Social Anxiety Project:

The ADRL is currently conducting a study investigating how automatic thoughts are influenced by evaluation, specifically for people with social anxiety. The intent of this research is to better understand the cognitive processes involved in the maintenance of anxiety. Participants will be asked to do a class-like task and complete an Implicit Association Task (a computerized sorting activity). The study takes approximately one hour to complete. Researchers are currently recruiting socially anxious and non-anxious participants for this project. Everyone who completes the study will be compensated with class credit or $5 for their time. If you are interested, please contact Lauren Rothstein at laurena.rothstein@gmail.com.

Specific Phobia:
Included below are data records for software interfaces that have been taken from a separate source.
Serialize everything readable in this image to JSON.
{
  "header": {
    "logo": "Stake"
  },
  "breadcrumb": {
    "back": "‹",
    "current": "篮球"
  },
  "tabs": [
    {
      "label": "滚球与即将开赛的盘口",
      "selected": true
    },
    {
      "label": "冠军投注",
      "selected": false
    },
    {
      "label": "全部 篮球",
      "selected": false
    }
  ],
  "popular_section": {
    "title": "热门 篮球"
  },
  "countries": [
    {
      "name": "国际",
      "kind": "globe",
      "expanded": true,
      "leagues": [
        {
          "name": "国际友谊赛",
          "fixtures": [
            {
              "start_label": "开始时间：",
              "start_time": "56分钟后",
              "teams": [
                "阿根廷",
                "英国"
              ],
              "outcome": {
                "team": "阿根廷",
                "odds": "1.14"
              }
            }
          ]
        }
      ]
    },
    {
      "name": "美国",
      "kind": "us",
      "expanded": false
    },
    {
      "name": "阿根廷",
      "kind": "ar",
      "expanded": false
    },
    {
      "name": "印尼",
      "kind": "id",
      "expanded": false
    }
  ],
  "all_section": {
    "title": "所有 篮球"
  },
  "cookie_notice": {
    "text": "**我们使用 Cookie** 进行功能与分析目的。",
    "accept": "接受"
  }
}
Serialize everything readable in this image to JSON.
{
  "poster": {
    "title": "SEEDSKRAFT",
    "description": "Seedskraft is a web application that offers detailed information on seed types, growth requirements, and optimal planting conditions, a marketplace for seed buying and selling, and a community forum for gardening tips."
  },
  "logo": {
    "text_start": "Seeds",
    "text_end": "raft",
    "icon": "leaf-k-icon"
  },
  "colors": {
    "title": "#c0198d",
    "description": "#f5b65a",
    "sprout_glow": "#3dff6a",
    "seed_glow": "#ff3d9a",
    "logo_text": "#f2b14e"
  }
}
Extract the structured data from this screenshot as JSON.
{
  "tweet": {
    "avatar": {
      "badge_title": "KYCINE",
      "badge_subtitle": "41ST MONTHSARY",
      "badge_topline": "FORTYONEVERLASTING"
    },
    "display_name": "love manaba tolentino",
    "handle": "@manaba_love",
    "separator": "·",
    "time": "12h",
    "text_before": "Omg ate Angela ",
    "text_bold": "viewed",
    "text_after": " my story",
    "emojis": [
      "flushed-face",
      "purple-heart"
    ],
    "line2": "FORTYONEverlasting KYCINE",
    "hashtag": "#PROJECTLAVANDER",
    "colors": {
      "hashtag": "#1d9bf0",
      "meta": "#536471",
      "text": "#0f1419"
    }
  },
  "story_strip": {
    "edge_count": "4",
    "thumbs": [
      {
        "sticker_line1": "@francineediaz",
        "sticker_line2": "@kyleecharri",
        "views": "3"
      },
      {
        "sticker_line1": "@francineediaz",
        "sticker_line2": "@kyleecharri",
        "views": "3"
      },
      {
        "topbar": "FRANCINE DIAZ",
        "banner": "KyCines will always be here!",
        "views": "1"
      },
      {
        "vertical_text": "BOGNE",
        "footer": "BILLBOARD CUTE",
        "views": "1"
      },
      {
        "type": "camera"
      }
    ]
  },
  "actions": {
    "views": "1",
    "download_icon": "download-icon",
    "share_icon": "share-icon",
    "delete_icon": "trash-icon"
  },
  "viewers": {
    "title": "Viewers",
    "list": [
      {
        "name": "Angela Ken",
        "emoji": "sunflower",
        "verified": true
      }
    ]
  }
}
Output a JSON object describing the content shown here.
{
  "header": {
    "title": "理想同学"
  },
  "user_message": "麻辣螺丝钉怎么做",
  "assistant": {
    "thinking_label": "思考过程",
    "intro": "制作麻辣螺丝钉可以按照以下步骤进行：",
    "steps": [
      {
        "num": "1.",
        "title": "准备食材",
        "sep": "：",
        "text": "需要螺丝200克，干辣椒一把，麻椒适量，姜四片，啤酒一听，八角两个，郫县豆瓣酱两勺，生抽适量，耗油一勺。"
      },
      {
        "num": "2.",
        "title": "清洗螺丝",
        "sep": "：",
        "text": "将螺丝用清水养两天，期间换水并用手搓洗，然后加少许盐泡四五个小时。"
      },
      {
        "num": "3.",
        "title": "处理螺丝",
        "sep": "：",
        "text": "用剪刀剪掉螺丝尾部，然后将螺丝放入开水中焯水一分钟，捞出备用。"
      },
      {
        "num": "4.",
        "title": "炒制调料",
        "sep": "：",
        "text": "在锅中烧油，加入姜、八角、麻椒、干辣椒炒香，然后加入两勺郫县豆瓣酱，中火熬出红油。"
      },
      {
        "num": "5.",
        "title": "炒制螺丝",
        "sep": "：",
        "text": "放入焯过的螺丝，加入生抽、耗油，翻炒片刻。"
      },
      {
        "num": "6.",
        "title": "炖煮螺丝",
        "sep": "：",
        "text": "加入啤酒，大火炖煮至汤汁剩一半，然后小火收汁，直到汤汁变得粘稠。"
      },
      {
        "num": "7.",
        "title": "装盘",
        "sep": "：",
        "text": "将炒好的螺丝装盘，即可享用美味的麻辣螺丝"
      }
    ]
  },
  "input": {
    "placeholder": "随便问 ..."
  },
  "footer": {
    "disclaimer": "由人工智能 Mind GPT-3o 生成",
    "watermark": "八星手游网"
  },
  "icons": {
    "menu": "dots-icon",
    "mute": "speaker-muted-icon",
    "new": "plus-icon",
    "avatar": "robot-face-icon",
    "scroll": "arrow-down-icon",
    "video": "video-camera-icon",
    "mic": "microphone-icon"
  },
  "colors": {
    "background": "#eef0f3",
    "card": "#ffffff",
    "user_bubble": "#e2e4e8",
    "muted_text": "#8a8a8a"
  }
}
This study examines implicit cognitions in blood-injection-injury (BII)
phobia. Specificially, the study examines changes that occur in implicit cognitions after exposure to a disgust-eliciting stimulus, since previous research indicates that disgust plays a large role in the phobia. Our goal is to increase an understanding of the changes that can occur in cognitions after undergoing a behavioral task and to compare the differences between BII phobics and non-phobics. Participation in the in-person study will take approximately one hour to complete. For more information contact Natalie Rusch at nr6586a@american.edu.

In a follow-up study, we are looking at implicit associations of disgust in Blood-Injection-Injury (BII) Phobia one week after exposure to a disgust stimulus. Research has demonstrated that some individuals experience a return of symptoms following a fear exposure session. This study intends to assess the efficacy of disgust exposure by examining whether improvements in phobic responding are maintained at follow-up. For more information on this project, please contact Alanna Covington at em1156a@student.american.edu.